Barnett calculated the risk at 1 in 4,300 for full flights, which went down to 1 in 7,700 when middle seats were kept empty.

It's not clear that two hours spent on a plane involved a higher COVID-19 infection risk than two hours doing any other everyday activities during the pandemic, Barnett concluded in the study.

"You don't get sick on airplanes any more than anywhere else," wrote Joseph Allen, an assistant professor of exposure assessment science at Harvard T.H. Chan School of Public Health in Boston, in The Washington Post. "The required aircraft systems do a really good job of controlling airborne bacteria and viruses."

Danger on the ground

Experts have been more worried about coronavirus spread before flights.

“My concern has really been in the airports funneling people through hallways and jet ways and metal detectors,” said Dr. Michael Mina, an epidemiologist at Harvard T. H. Chan School of Public Health, during a briefing in 2020. “The whole process of airports… and squishing people together. We know that this virus can be airborne and it can linger for a little bit.”

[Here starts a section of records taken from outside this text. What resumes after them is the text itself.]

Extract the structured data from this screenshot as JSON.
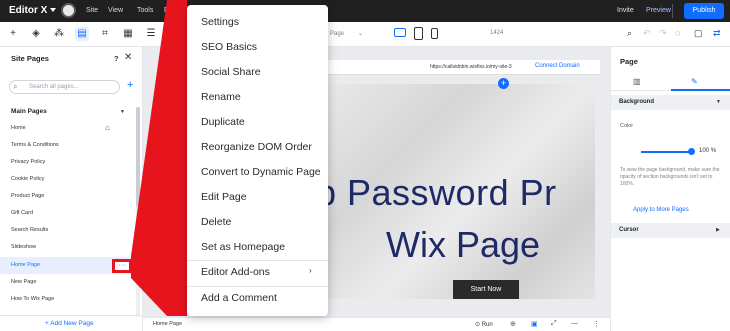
{
  "topbar": {
    "brand": "Editor X",
    "menu": [
      "Site",
      "View",
      "Tools",
      "E"
    ],
    "invite": "Invite",
    "preview": "Preview",
    "publish": "Publish"
  },
  "toolbar": {
    "page_select": "Page",
    "zoom_text": "1424"
  },
  "left_panel": {
    "title": "Site Pages",
    "help": "?",
    "close": "✕",
    "search_placeholder": "Search all pages...",
    "add": "+",
    "section": "Main Pages",
    "pages": [
      {
        "label": "Home"
      },
      {
        "label": "Terms & Conditions"
      },
      {
        "label": "Privacy Policy"
      },
      {
        "label": "Cookie Policy"
      },
      {
        "label": "Product Page"
      },
      {
        "label": "Gift Card"
      },
      {
        "label": "Search Results"
      },
      {
        "label": "Slideshow"
      },
      {
        "label": "Home Page"
      },
      {
        "label": "New Page"
      },
      {
        "label": "How To Wix Page"
      }
    ],
    "more_button": "···",
    "add_new_page": "+ Add New Page"
  },
  "canvas": {
    "site_url": "https://callsidnbin.wixfixs.io/my-site-3",
    "connect_domain": "Connect Domain",
    "hero_line1": "p Password Pr",
    "hero_line2": "Wix Page",
    "hero_button": "Start Now",
    "strip_dots": "···"
  },
  "bottombar": {
    "page_label": "Home Page",
    "run": "Run"
  },
  "right_panel": {
    "title": "Page",
    "background_section": "Background",
    "color_label": "Color",
    "opacity_value": "100",
    "opacity_unit": "%",
    "help_text": "To view the page background, make sure the opacity of section backgrounds isn't set to 100%.",
    "apply_link": "Apply to More Pages",
    "cursor_section": "Cursor"
  },
  "context_menu": {
    "items": [
      "Settings",
      "SEO Basics",
      "Social Share",
      "Rename",
      "Duplicate",
      "Reorganize DOM Order",
      "Convert to Dynamic Page",
      "Edit Page",
      "Delete",
      "Set as Homepage",
      "Editor Add-ons",
      "Add a Comment"
    ],
    "submenu_arrow": "›"
  },
  "colors": {
    "accent": "#116dff",
    "highlight": "#e8141d",
    "topbar": "#202020",
    "hero_text": "#1e2a66"
  }
}
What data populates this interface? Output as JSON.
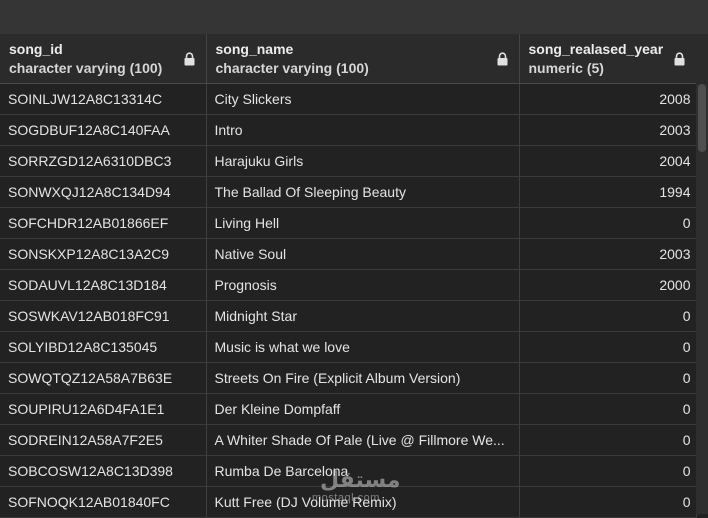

Any part of the trip where you can’t social distance is more risky since the virus transmits most efficiently when people are in close contact together, including at the airport food court and standing at the gate before boarding, Adalja added. He also believed people’s behavior at the destination was usually riskier than the journey itself.

If you plan to fly soon, Adalja recommended taking all the usual precautions during the trip: Wash your hands frequently, wear a face covering as required, avoid the crowded parts of the airport and try to stay 6 feet apart from everybody. Always have hand sanitizer with you.

Some studies have found the window seat may be best to avoid getting sick because it offers the least contact with other passengers, but Adalja was skeptical. It all depends on who's sitting beside you since it’s usually 10-15 minutes of close proximity — not fleeting contact — that transmits the new coronavirus virus, he said.

If you’re more likely to get the severe form of COVID-19, consider if it's worth the risk to fly. Don't fly if you're sick or have been in contact with someone who is sick. These are all important things to keep in mind during the holiday travel season.

This article was updated in December 2021 to include the most recent research and statistics.